Foliage and tender shoot of ajwain Fig. 1 and coriander Fig. 2 showed the presence of the significantly high amount of α-Tocopherol content (23.68% and 12.47% respectively) at RT 75.93 and a small amount of phytonadione at RT 79.70. Foliage and young stem of carrot a popular vitamin A rich winter vegetable also showed a significantly high amount of α-Tocopherol and little amount of phytonadione Fig. 3.
TABLE 1: PEAK AREA PERCENTAGE OF α-TOCOPHEROL AND PHYTONADIONE IN DIFFERENT MEMBERS OF APIACEAE
|Member of Apiaceae||α-Tocopherol||Vitamin K1 (Phytonadione)|
FIG. 1: GC-MS PROFILE OF ESSENTIAL OIL FROM AJWAIN (TRACHYSPERMUM AMMI)
FIG. 2: GC-MS PROFILE OF ESSENTIAL OIL FROM CORIANDER (CORIANDRUM SATIVUM)
FIG. 3: GC-MS PROFILE OF ESSENTIAL OIL FROM CARROT (DAUCUS CAROTA)

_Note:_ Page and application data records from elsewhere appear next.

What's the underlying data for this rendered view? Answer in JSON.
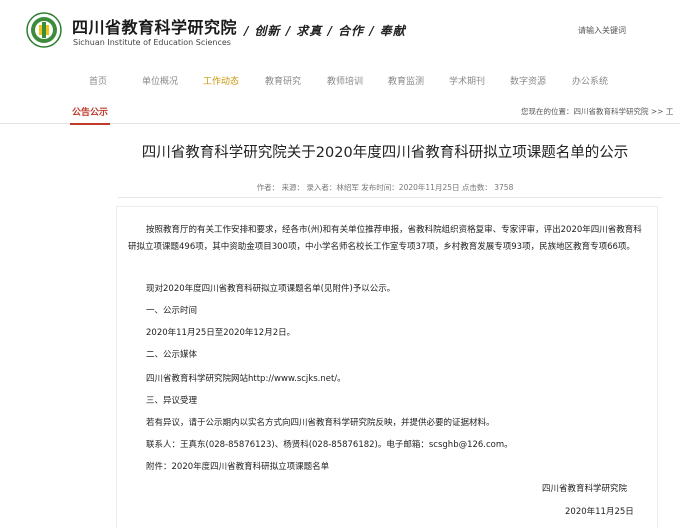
{
  "header": {
    "org_name_cn": "四川省教育科学研究院",
    "org_name_en": "Sichuan Institute of Education Sciences",
    "motto": "/ 创新 / 求真 / 合作 / 奉献",
    "search_hint": "请输入关键词"
  },
  "nav": [
    {
      "label": "首页",
      "active": false
    },
    {
      "label": "单位概况",
      "active": false
    },
    {
      "label": "工作动态",
      "active": true
    },
    {
      "label": "教育研究",
      "active": false
    },
    {
      "label": "教师培训",
      "active": false
    },
    {
      "label": "教育监测",
      "active": false
    },
    {
      "label": "学术期刊",
      "active": false
    },
    {
      "label": "数字资源",
      "active": false
    },
    {
      "label": "办公系统",
      "active": false
    }
  ],
  "section": {
    "title": "公告公示",
    "breadcrumb": "您现在的位置：四川省教育科学研究院 >> 工"
  },
  "article": {
    "title": "四川省教育科学研究院关于2020年度四川省教育科研拟立项课题名单的公示",
    "meta": "作者：  来源：  录入者：林绍军  发布时间：2020年11月25日  点击数：  3758",
    "intro": "按照教育厅的有关工作安排和要求，经各市(州)和有关单位推荐申报，省教科院组织资格复审、专家评审，评出2020年四川省教育科研拟立项课题496项，其中资助金项目300项，中小学名师名校长工作室专项37项，乡村教育发展专项93项，民族地区教育专项66项。",
    "notice": "现对2020年度四川省教育科研拟立项课题名单(见附件)予以公示。",
    "h1": "一、公示时间",
    "period": "2020年11月25日至2020年12月2日。",
    "h2": "二、公示媒体",
    "media": "四川省教育科学研究院网站http://www.scjks.net/。",
    "h3": "三、异议受理",
    "objection": "若有异议，请于公示期内以实名方式向四川省教育科学研究院反映，并提供必要的证据材料。",
    "contact": "联系人：王真东(028-85876123)、杨贤科(028-85876182)。电子邮箱：scsghb@126.com。",
    "attachment": "附件：2020年度四川省教育科研拟立项课题名单",
    "signature": "四川省教育科学研究院",
    "date": "2020年11月25日"
  }
}
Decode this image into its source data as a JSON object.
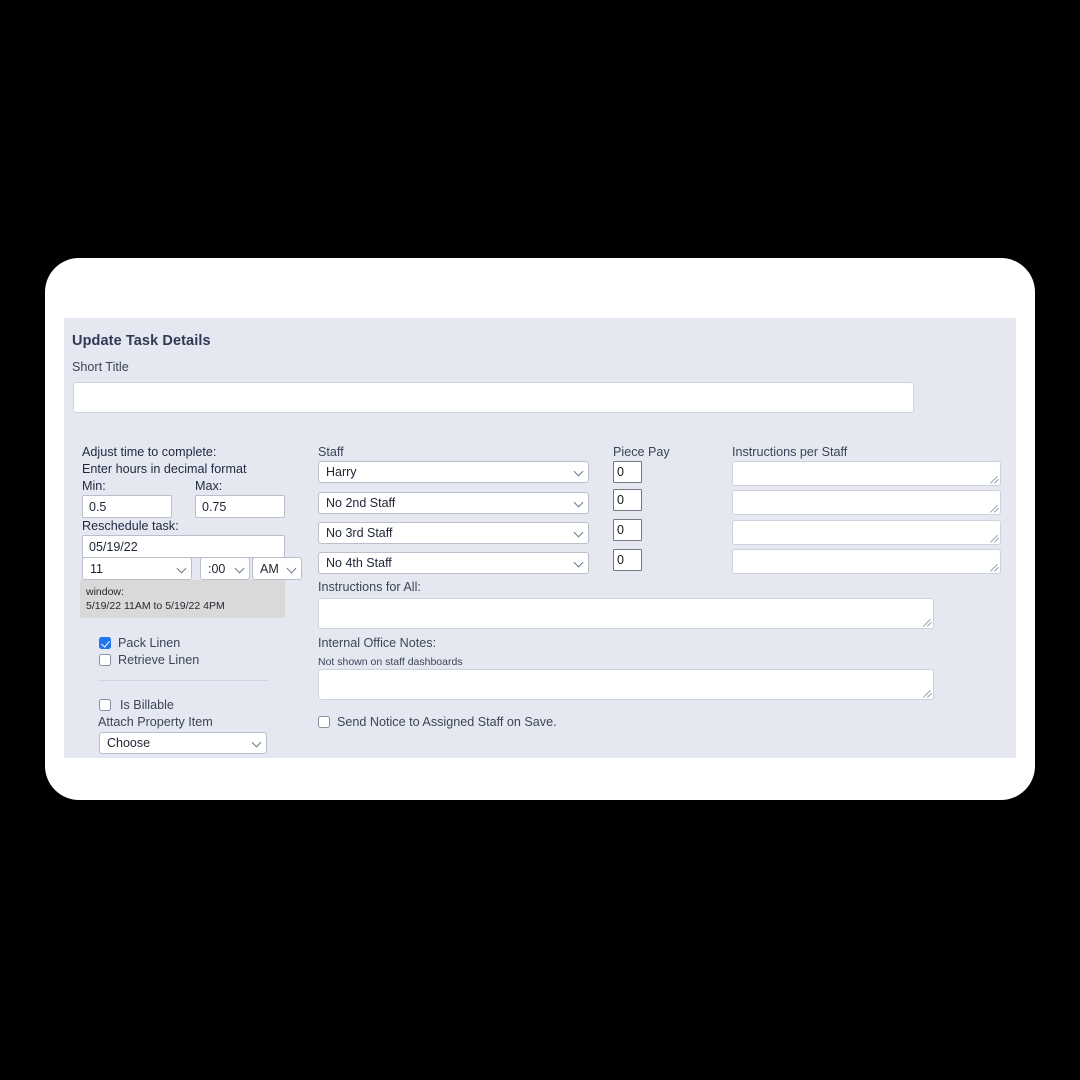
{
  "panel": {
    "title": "Update Task Details",
    "short_title_label": "Short Title",
    "short_title_value": ""
  },
  "time_section": {
    "adjust_label": "Adjust time to complete:",
    "decimal_hint": "Enter hours in decimal format",
    "min_label": "Min:",
    "max_label": "Max:",
    "min_value": "0.5",
    "max_value": "0.75",
    "reschedule_label": "Reschedule task:",
    "date_value": "05/19/22",
    "hour_value": "11",
    "minute_value": ":00",
    "ampm_value": "AM",
    "window_label": "window:",
    "window_value": "5/19/22 11AM to 5/19/22 4PM"
  },
  "linen_options": [
    {
      "label": "Pack Linen",
      "checked": true
    },
    {
      "label": "Retrieve Linen",
      "checked": false
    }
  ],
  "billing": {
    "is_billable_label": "Is Billable",
    "is_billable_checked": false,
    "attach_property_label": "Attach Property Item",
    "attach_property_value": "Choose"
  },
  "staff_section": {
    "header": "Staff",
    "rows": [
      {
        "staff": "Harry",
        "piece_pay": "0",
        "instructions": ""
      },
      {
        "staff": "No 2nd Staff",
        "piece_pay": "0",
        "instructions": ""
      },
      {
        "staff": "No 3rd Staff",
        "piece_pay": "0",
        "instructions": ""
      },
      {
        "staff": "No 4th Staff",
        "piece_pay": "0",
        "instructions": ""
      }
    ],
    "piece_pay_header": "Piece Pay",
    "instructions_header": "Instructions per Staff"
  },
  "notes": {
    "instructions_all_label": "Instructions for All:",
    "instructions_all_value": "",
    "office_notes_label": "Internal Office Notes:",
    "office_notes_sub": "Not shown on staff dashboards",
    "office_notes_value": "",
    "send_notice_label": "Send Notice to Assigned Staff on Save.",
    "send_notice_checked": false
  },
  "colors": {
    "panel_bg": "#e5e8f0",
    "frame_bg": "#ffffff",
    "title_text": "#2f3a55",
    "label_text": "#3b4559",
    "checkbox_accent": "#2176f0",
    "window_bg": "#d9d9d9",
    "page_bg": "#000000"
  }
}
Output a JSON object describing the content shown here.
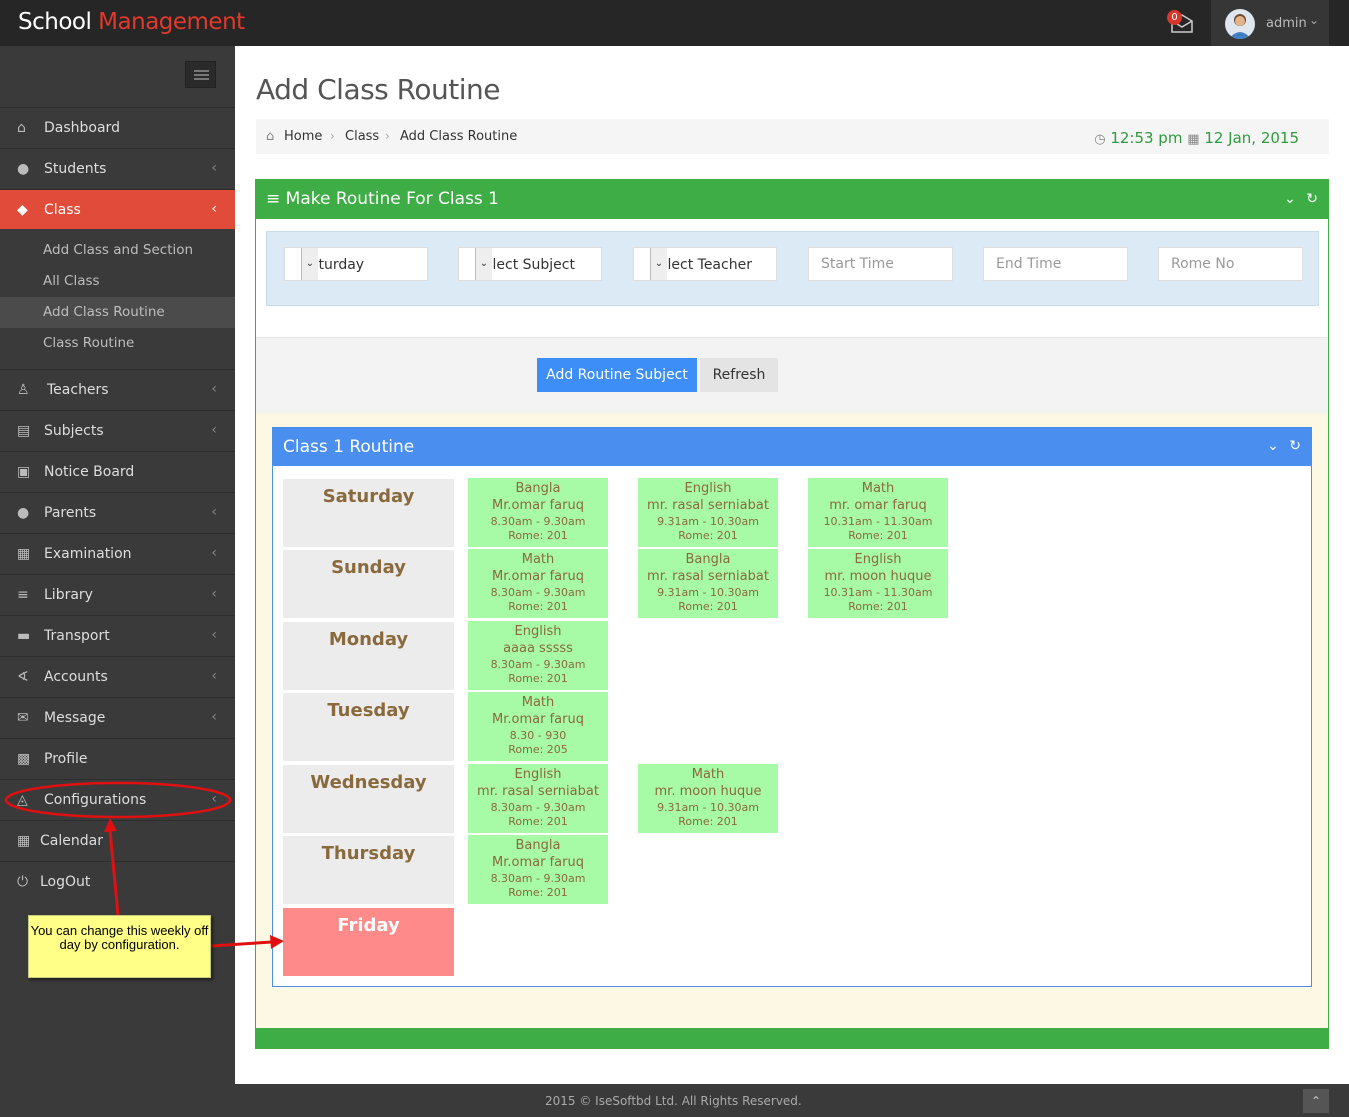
{
  "app": {
    "logo_part1": "School ",
    "logo_part2": "Management",
    "mail_count": "0",
    "user_name": "admin"
  },
  "sidebar": {
    "items": [
      {
        "label": "Dashboard",
        "icon": "home-icon"
      },
      {
        "label": "Students",
        "icon": "users-icon"
      },
      {
        "label": "Class",
        "icon": "cubes-icon"
      },
      {
        "label": "Teachers",
        "icon": "user-icon"
      },
      {
        "label": "Subjects",
        "icon": "book-icon"
      },
      {
        "label": "Notice Board",
        "icon": "clipboard-icon"
      },
      {
        "label": "Parents",
        "icon": "person-icon"
      },
      {
        "label": "Examination",
        "icon": "table-icon"
      },
      {
        "label": "Library",
        "icon": "list-icon"
      },
      {
        "label": "Transport",
        "icon": "truck-icon"
      },
      {
        "label": "Accounts",
        "icon": "share-icon"
      },
      {
        "label": "Message",
        "icon": "envelope-icon"
      },
      {
        "label": "Profile",
        "icon": "qrcode-icon"
      },
      {
        "label": "Configurations",
        "icon": "graduation-cap-icon"
      },
      {
        "label": "Calendar",
        "icon": "calendar-icon"
      },
      {
        "label": "LogOut",
        "icon": "power-icon"
      }
    ],
    "class_sub": [
      "Add Class and Section",
      "All Class",
      "Add Class Routine",
      "Class Routine"
    ]
  },
  "page": {
    "title": "Add Class Routine",
    "breadcrumb": [
      "Home",
      "Class",
      "Add Class Routine"
    ],
    "time": "12:53 pm",
    "date": "12 Jan, 2015"
  },
  "form": {
    "panel_title": "Make Routine For Class 1",
    "day_select": "Saturday",
    "subject_select": "Select Subject",
    "teacher_select": "Select Teacher",
    "start_placeholder": "Start Time",
    "end_placeholder": "End Time",
    "room_placeholder": "Rome No",
    "add_button": "Add Routine Subject",
    "refresh_button": "Refresh"
  },
  "routine": {
    "title": "Class 1 Routine",
    "days": [
      {
        "name": "Saturday",
        "off": false,
        "periods": [
          {
            "subject": "Bangla",
            "teacher": "Mr.omar faruq",
            "time": "8.30am - 9.30am",
            "room": "Rome: 201"
          },
          {
            "subject": "English",
            "teacher": "mr. rasal serniabat",
            "time": "9.31am - 10.30am",
            "room": "Rome: 201"
          },
          {
            "subject": "Math",
            "teacher": "mr. omar faruq",
            "time": "10.31am - 11.30am",
            "room": "Rome: 201"
          }
        ]
      },
      {
        "name": "Sunday",
        "off": false,
        "periods": [
          {
            "subject": "Math",
            "teacher": "Mr.omar faruq",
            "time": "8.30am - 9.30am",
            "room": "Rome: 201"
          },
          {
            "subject": "Bangla",
            "teacher": "mr. rasal serniabat",
            "time": "9.31am - 10.30am",
            "room": "Rome: 201"
          },
          {
            "subject": "English",
            "teacher": "mr. moon huque",
            "time": "10.31am - 11.30am",
            "room": "Rome: 201"
          }
        ]
      },
      {
        "name": "Monday",
        "off": false,
        "periods": [
          {
            "subject": "English",
            "teacher": "aaaa sssss",
            "time": "8.30am - 9.30am",
            "room": "Rome: 201"
          }
        ]
      },
      {
        "name": "Tuesday",
        "off": false,
        "periods": [
          {
            "subject": "Math",
            "teacher": "Mr.omar faruq",
            "time": "8.30 - 930",
            "room": "Rome: 205"
          }
        ]
      },
      {
        "name": "Wednesday",
        "off": false,
        "periods": [
          {
            "subject": "English",
            "teacher": "mr. rasal serniabat",
            "time": "8.30am - 9.30am",
            "room": "Rome: 201"
          },
          {
            "subject": "Math",
            "teacher": "mr. moon huque",
            "time": "9.31am - 10.30am",
            "room": "Rome: 201"
          }
        ]
      },
      {
        "name": "Thursday",
        "off": false,
        "periods": [
          {
            "subject": "Bangla",
            "teacher": "Mr.omar faruq",
            "time": "8.30am - 9.30am",
            "room": "Rome: 201"
          }
        ]
      },
      {
        "name": "Friday",
        "off": true,
        "periods": []
      }
    ]
  },
  "annotation": {
    "note": "You can change this weekly off day by configuration."
  },
  "footer": {
    "copyright": "2015 © IseSoftbd Ltd. All Rights Reserved."
  },
  "colors": {
    "accent_red": "#e04b3a",
    "panel_green": "#3fad46",
    "routine_blue": "#4a8ff0",
    "cell_green": "#a7fba6",
    "offday_red": "#ff8a8a"
  }
}
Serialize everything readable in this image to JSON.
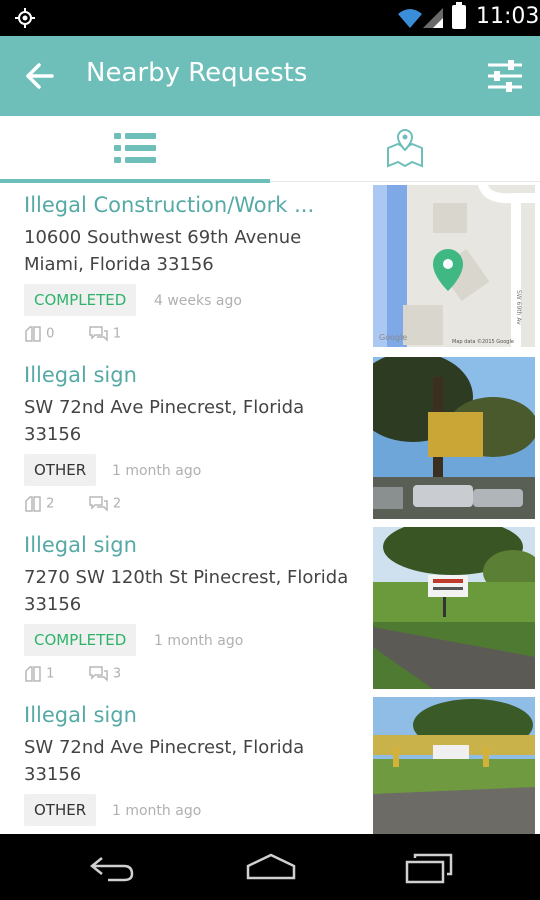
{
  "status_bar": {
    "time": "11:03"
  },
  "app_bar": {
    "title": "Nearby Requests"
  },
  "requests": [
    {
      "title": "Illegal Construction/Work ...",
      "address": "10600  Southwest 69th Avenue Miami, Florida 33156",
      "status": "COMPLETED",
      "age": "4 weeks ago",
      "votes": "0",
      "comments": "1",
      "map_attribution": "Map data ©2015 Google",
      "map_logo": "Google",
      "map_road": "SW 69th Av"
    },
    {
      "title": "Illegal sign",
      "address": "SW 72nd Ave Pinecrest, Florida 33156",
      "status": "OTHER",
      "age": "1 month ago",
      "votes": "2",
      "comments": "2"
    },
    {
      "title": "Illegal sign",
      "address": "7270  SW 120th St Pinecrest, Florida 33156",
      "status": "COMPLETED",
      "age": "1 month ago",
      "votes": "1",
      "comments": "3"
    },
    {
      "title": "Illegal sign",
      "address": "SW 72nd Ave Pinecrest, Florida 33156",
      "status": "OTHER",
      "age": "1 month ago",
      "votes": "",
      "comments": ""
    }
  ],
  "colors": {
    "accent": "#6ebfba",
    "title_text": "#56aaa6",
    "completed": "#2fb36b",
    "map_marker": "#3fb883"
  }
}
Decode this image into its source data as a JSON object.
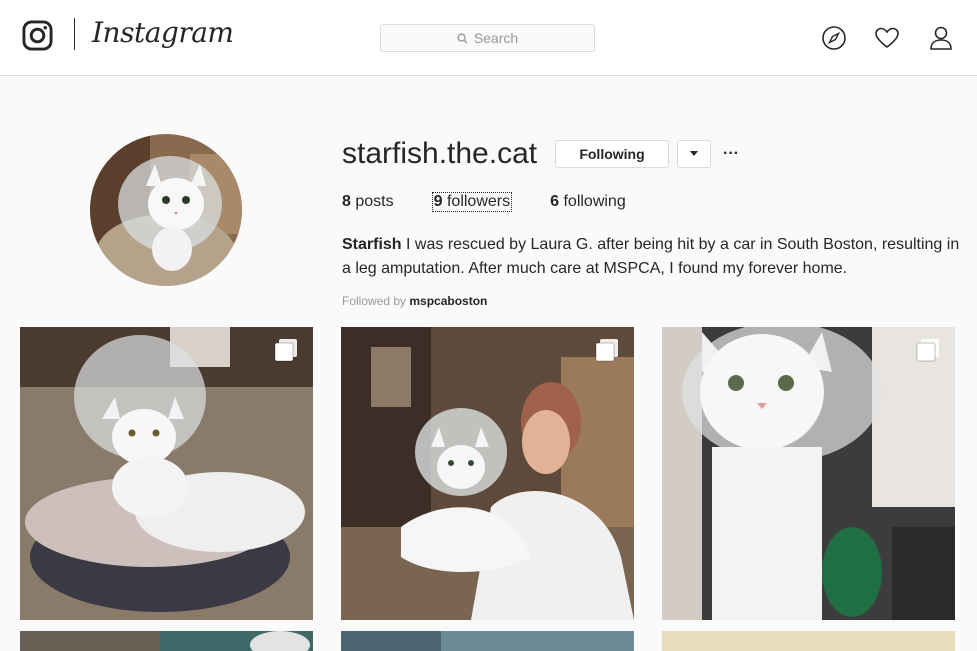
{
  "header": {
    "brand": "Instagram",
    "search": {
      "placeholder": "Search"
    },
    "icons": [
      "instagram-glyph-icon",
      "search-icon",
      "compass-icon",
      "heart-icon",
      "person-icon"
    ]
  },
  "profile": {
    "username": "starfish.the.cat",
    "follow_button": "Following",
    "dropdown_icon": "caret-down-icon",
    "more_label": "···",
    "stats": {
      "posts_count": "8",
      "posts_label": "posts",
      "followers_count": "9",
      "followers_label": "followers",
      "following_count": "6",
      "following_label": "following"
    },
    "bio": {
      "name": "Starfish",
      "text": " I was rescued by Laura G. after being hit by a car in South Boston, resulting in a leg amputation. After much care at MSPCA, I found my forever home."
    },
    "followed_by": {
      "prefix": "Followed by ",
      "user": "mspcaboston"
    }
  },
  "posts": [
    {
      "description": "cat-in-cone-on-bed",
      "multi_icon": "multiple-photos-icon"
    },
    {
      "description": "woman-holding-cat",
      "multi_icon": "multiple-photos-icon"
    },
    {
      "description": "cat-with-cone-cast",
      "multi_icon": "multiple-photos-icon"
    },
    {
      "description": "partial-row"
    },
    {
      "description": "partial-row"
    },
    {
      "description": "partial-row"
    }
  ],
  "colors": {
    "text": "#262626",
    "muted": "#999999",
    "border": "#dbdbdb",
    "background": "#fafafa"
  }
}
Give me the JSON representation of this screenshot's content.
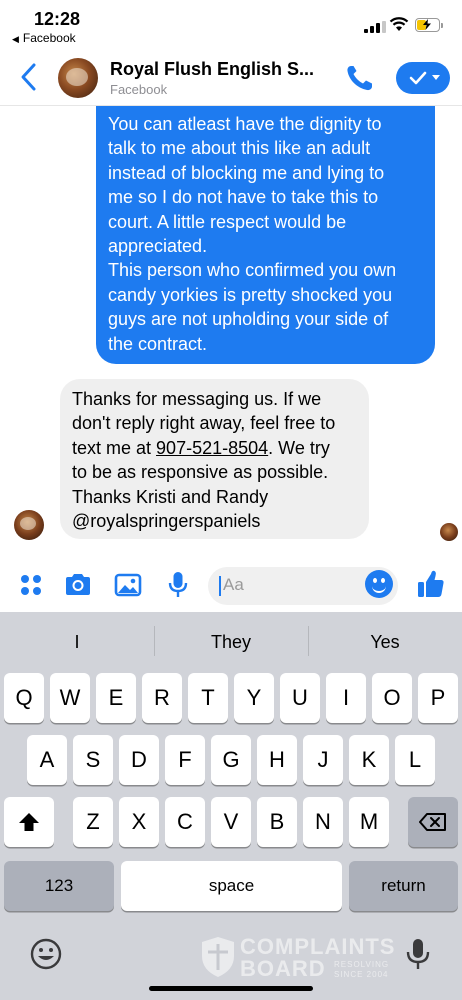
{
  "status_bar": {
    "time": "12:28",
    "back_app": "Facebook"
  },
  "header": {
    "title": "Royal Flush English S...",
    "subtitle": "Facebook",
    "call_icon": "phone-icon",
    "verify_icon": "check-icon"
  },
  "messages": {
    "outgoing": [
      "You can atleast have the dignity to",
      "talk to me about this like an adult",
      "instead of blocking me and lying to",
      "me so I do not have to take this to",
      "court. A little respect would be",
      "appreciated.",
      "This person who confirmed you own",
      "candy yorkies is pretty shocked you",
      "guys are not upholding your side of",
      "the contract."
    ],
    "incoming": {
      "line1": "Thanks for messaging us. If we",
      "line2": "don't reply right away, feel free to",
      "line3_pre": "text me at ",
      "phone": "907-521-8504",
      "line3_post": ". We try",
      "line4": "to be as responsive as possible.",
      "line5": "Thanks Kristi and Randy",
      "line6": "@royalspringerspaniels"
    }
  },
  "composer": {
    "placeholder": "Aa",
    "icons": [
      "apps-icon",
      "camera-icon",
      "gallery-icon",
      "microphone-icon",
      "emoji-icon",
      "thumbs-up-icon"
    ]
  },
  "keyboard": {
    "suggestions": [
      "I",
      "They",
      "Yes"
    ],
    "row1": [
      "Q",
      "W",
      "E",
      "R",
      "T",
      "Y",
      "U",
      "I",
      "O",
      "P"
    ],
    "row2": [
      "A",
      "S",
      "D",
      "F",
      "G",
      "H",
      "J",
      "K",
      "L"
    ],
    "row3": [
      "Z",
      "X",
      "C",
      "V",
      "B",
      "N",
      "M"
    ],
    "numbers_key": "123",
    "space_key": "space",
    "return_key": "return"
  },
  "watermark": {
    "line1": "COMPLAINTS",
    "line2": "BOARD",
    "tag1": "RESOLVING",
    "tag2": "SINCE 2004"
  },
  "colors": {
    "accent": "#1e7bf0",
    "incoming_bubble": "#efefef",
    "keyboard_bg": "#d1d3d9",
    "dark_key": "#acb0ba"
  }
}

Apiaceae is ranked as one of the most important families best known as a source of important culinary herbs and spices. The phytochemical diversity of Apiaceae members are yet to be explored adequately.
CONCLUSION: The aromatic nature of these plants both in their foliage and fruits has led to their common use as spices and flavoring agent. The present study indicated the utility of their foliages as a potential source of vitamin E and K also.
ACKNOWLEDGEMENT: The Author expresses his sincere gratitude to UGC for funding the Project. The author is also thankful to the Director, Bose Institute for valuable help in GC-MS analysis.
CONFLICT OF INTEREST: Nil
- Scott G: Antioxidants in science, technology, medicine and nutrition. Albion Publishing, Chichester, Edition 1st, 1997.
- Lloyd JK: The importance of vitamin E in nutrition. Acta Paediatrica Scandinavica 1990; 79: 6-11.
- Bellizzi MC, Franklin MF, Duthie GG and James WPT: Vitamin E and coronary heart disease: the European paradox. European Journal of Clinical Nutrition 1994; 48: 822-831.
- Shearer MJ, McBurney A and Barkhan P: Studies on the absorption and metabolism of phylloquinone (Vitamin K1) in man. Vitamin and Hormones 1974; 32: 513-542.
- Burbott AJ and Loomis WD: Effect of light and temperature on the monoterpenes of peperments. Plant physiology 1967; 42: 20-28.
How to cite this article:
Das S: Mushrooms: Foliage of Apiaceae members: a rich source of vitamin E and K. Int J Pharmacognosy 2017; 4(11): 384-86. doi link: http://dx.doi.org/10.13040/IJPSR.0975-8232.IJP.4(11).384-86.
This Journal licensed under a Creative Commons Attribution-Non-commercial-Share Alike 3.0 Unported License.